(Dataset rows describing interfaces)
· · · · · · ·

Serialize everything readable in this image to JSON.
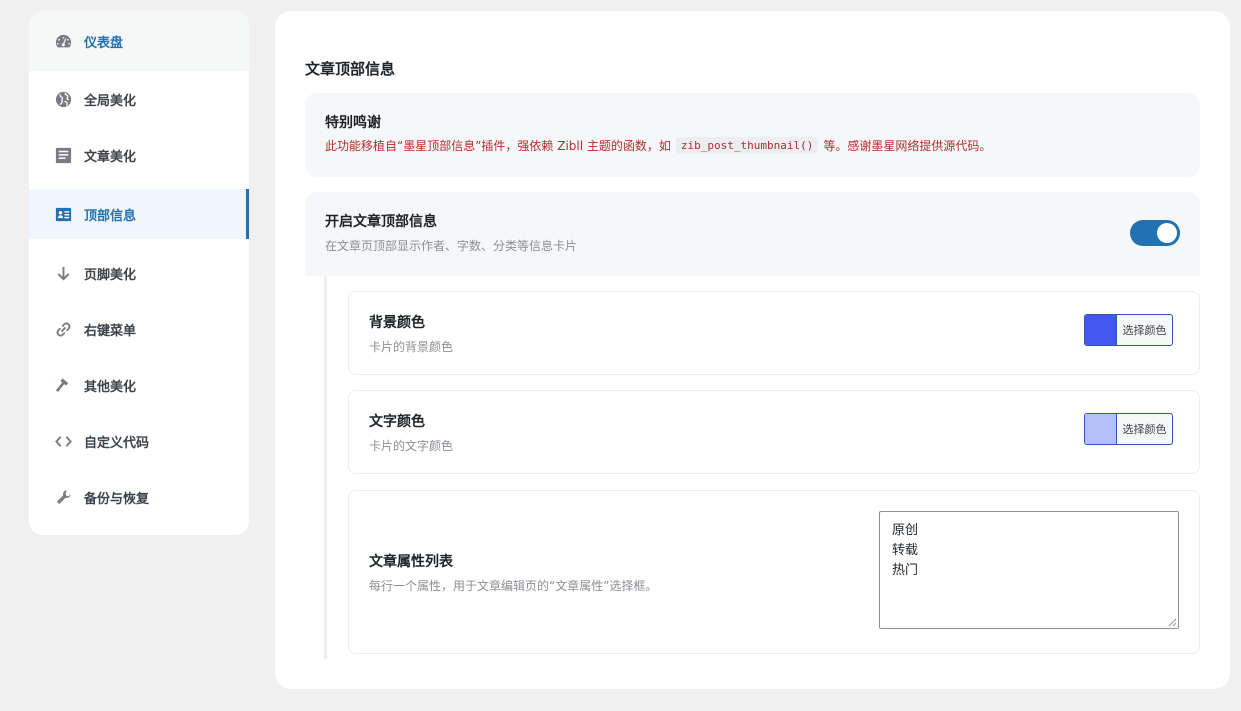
{
  "sidebar": {
    "items": [
      {
        "label": "仪表盘",
        "icon": "dashboard-icon"
      },
      {
        "label": "全局美化",
        "icon": "globe-icon"
      },
      {
        "label": "文章美化",
        "icon": "document-icon"
      },
      {
        "label": "顶部信息",
        "icon": "id-card-icon"
      },
      {
        "label": "页脚美化",
        "icon": "arrow-down-icon"
      },
      {
        "label": "右键菜单",
        "icon": "link-icon"
      },
      {
        "label": "其他美化",
        "icon": "hammer-icon"
      },
      {
        "label": "自定义代码",
        "icon": "code-icon"
      },
      {
        "label": "备份与恢复",
        "icon": "wrench-icon"
      }
    ],
    "active_index": 3
  },
  "main": {
    "section_title": "文章顶部信息",
    "thanks": {
      "title": "特别鸣谢",
      "text_before": "此功能移植自“墨星顶部信息”插件，强依赖 Zibll 主题的函数，如",
      "code": "zib_post_thumbnail()",
      "text_after": "等。感谢墨星网络提供源代码。"
    },
    "enable": {
      "title": "开启文章顶部信息",
      "desc": "在文章页顶部显示作者、字数、分类等信息卡片",
      "enabled": true
    },
    "bg_color": {
      "title": "背景颜色",
      "desc": "卡片的背景颜色",
      "button_label": "选择颜色",
      "value": "#4458ed"
    },
    "text_color": {
      "title": "文字颜色",
      "desc": "卡片的文字颜色",
      "button_label": "选择颜色",
      "value": "#b4bef7"
    },
    "attributes": {
      "title": "文章属性列表",
      "desc": "每行一个属性，用于文章编辑页的“文章属性”选择框。",
      "lines": [
        "原创",
        "转载",
        "热门"
      ]
    }
  },
  "colors": {
    "accent": "#2271b1",
    "warning_text": "#b32d2e"
  }
}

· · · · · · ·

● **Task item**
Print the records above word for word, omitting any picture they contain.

● **Solution to this problem**
Serialize everything readable in this image to JSON.
{
  "sidebar": {
    "items": [
      {
        "label": "仪表盘",
        "icon": "dashboard-icon"
      },
      {
        "label": "全局美化",
        "icon": "globe-icon"
      },
      {
        "label": "文章美化",
        "icon": "document-icon"
      },
      {
        "label": "顶部信息",
        "icon": "id-card-icon"
      },
      {
        "label": "页脚美化",
        "icon": "arrow-down-icon"
      },
      {
        "label": "右键菜单",
        "icon": "link-icon"
      },
      {
        "label": "其他美化",
        "icon": "hammer-icon"
      },
      {
        "label": "自定义代码",
        "icon": "code-icon"
      },
      {
        "label": "备份与恢复",
        "icon": "wrench-icon"
      }
    ],
    "active_index": 3
  },
  "main": {
    "section_title": "文章顶部信息",
    "thanks": {
      "title": "特别鸣谢",
      "text_before": "此功能移植自“墨星顶部信息”插件，强依赖 Zibll 主题的函数，如",
      "code": "zib_post_thumbnail()",
      "text_after": "等。感谢墨星网络提供源代码。"
    },
    "enable": {
      "title": "开启文章顶部信息",
      "desc": "在文章页顶部显示作者、字数、分类等信息卡片",
      "enabled": true
    },
    "bg_color": {
      "title": "背景颜色",
      "desc": "卡片的背景颜色",
      "button_label": "选择颜色",
      "value": "#4458ed"
    },
    "text_color": {
      "title": "文字颜色",
      "desc": "卡片的文字颜色",
      "button_label": "选择颜色",
      "value": "#b4bef7"
    },
    "attributes": {
      "title": "文章属性列表",
      "desc": "每行一个属性，用于文章编辑页的“文章属性”选择框。",
      "lines": [
        "原创",
        "转载",
        "热门"
      ]
    }
  },
  "colors": {
    "accent": "#2271b1",
    "warning_text": "#b32d2e"
  }
}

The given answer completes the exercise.